The North Central Soybean Research Program, a collaboration of 12 state soybean associations, invests soybean check-off funds to improve yields and profitability via university research and extension. Visit Site

View the current 2019 NCSRP-funded research projects and progress reports.


Thu - March 15, 2018
After a 20-year hiatus, the SCN Coalition is back encouraging soybean farmers to “Take the test. Beat the pest.” Like the predecessor, the new SCN Coalition is a public/checkoff/private partnership formed to help the agricultural industry speak with one voice about soybean cyst nematode management.  MORE
Thu - March 8, 2018
The effects of cropping system diversification — encompassing both crop rotations and organic soil amendments — on the incidence of sudden death syndrome (SDS) and soybean yield under field conditions was assessed in a 6-year study.

The diversification of the soybean-corn rotation with oat, and clover or alfalfa, in conjunction with the use of composted manure amendments, greatly suppressed SDS development and protected soybean yield. This study provides the strongest evidence to date that diversified cropping systems offer another approach for SDS management.   MORE
Mon - February 26, 2018
Newer statistical methods were used to develop a model that predicts the probability of apothecia of S. sclerotiorum being present in soybean fields during the R1-R3 flowering period. The model uses site-specific, remotely-accessible weather data, and other variables such as crop development stage and canopy closure. In the 2016 and 2017 growing seasons, we found that the model predicted the presence of apothecia with 80% accuracy.

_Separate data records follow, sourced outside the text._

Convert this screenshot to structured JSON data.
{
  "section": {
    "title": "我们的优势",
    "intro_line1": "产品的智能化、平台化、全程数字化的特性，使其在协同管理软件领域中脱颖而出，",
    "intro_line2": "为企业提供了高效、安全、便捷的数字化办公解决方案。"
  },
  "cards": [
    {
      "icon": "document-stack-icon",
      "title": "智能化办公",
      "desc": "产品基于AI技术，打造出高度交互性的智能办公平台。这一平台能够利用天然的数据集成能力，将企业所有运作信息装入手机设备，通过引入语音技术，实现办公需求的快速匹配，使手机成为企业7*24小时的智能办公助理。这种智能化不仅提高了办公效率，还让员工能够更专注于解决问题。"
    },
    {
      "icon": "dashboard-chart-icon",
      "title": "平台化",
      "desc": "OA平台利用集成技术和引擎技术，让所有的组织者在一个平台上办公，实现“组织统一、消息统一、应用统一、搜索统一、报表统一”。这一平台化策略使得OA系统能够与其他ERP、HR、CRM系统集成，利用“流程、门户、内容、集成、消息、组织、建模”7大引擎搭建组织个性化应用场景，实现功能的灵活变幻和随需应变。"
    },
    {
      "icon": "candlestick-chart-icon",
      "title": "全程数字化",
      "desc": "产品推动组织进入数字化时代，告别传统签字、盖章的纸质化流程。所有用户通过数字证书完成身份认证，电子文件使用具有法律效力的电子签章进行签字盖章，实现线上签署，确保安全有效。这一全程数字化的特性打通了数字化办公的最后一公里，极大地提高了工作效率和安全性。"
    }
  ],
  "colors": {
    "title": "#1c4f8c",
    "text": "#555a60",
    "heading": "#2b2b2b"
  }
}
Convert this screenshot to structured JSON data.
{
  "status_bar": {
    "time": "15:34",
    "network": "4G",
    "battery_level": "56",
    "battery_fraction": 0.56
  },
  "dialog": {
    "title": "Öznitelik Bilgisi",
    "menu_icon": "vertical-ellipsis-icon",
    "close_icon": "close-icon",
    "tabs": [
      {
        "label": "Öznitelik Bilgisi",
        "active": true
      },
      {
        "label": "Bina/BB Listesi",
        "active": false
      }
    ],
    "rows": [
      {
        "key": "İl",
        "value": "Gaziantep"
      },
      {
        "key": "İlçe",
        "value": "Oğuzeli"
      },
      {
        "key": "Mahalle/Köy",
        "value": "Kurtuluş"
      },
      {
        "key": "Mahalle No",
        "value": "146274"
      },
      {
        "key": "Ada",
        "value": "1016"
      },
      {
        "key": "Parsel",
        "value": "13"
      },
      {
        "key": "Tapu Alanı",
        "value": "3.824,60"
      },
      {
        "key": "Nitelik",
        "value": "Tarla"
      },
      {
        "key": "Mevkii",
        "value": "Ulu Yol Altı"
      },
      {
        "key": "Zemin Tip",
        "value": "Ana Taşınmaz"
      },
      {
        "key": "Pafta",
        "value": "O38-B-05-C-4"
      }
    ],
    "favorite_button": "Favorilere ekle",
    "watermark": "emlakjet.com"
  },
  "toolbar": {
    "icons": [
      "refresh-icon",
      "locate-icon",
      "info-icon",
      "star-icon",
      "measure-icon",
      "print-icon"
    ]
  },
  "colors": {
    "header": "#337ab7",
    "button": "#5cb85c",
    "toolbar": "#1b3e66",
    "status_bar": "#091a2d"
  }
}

A smart-phone application is currently being developed that utilizes this model for farmers’ use.  MORE
Thu - February 15, 2018
Common Pythium isolates recovered from soybean were pathogenic on corn and isolates recovered from corn were pathogenic on soybean — indicating that a corn-soybean rotation will not reduce the risk of Pythium damping-off disease.

Previous research has shown that Pythium species on soybean, corn and other crops can vary in their sensitivity to fungicides. However, this research is novel in that the fungicide sensitivity of two of the most prevalent Pythium species in our survey, P. sylvaticum and P. torulosum, were affected by temperature.  MORE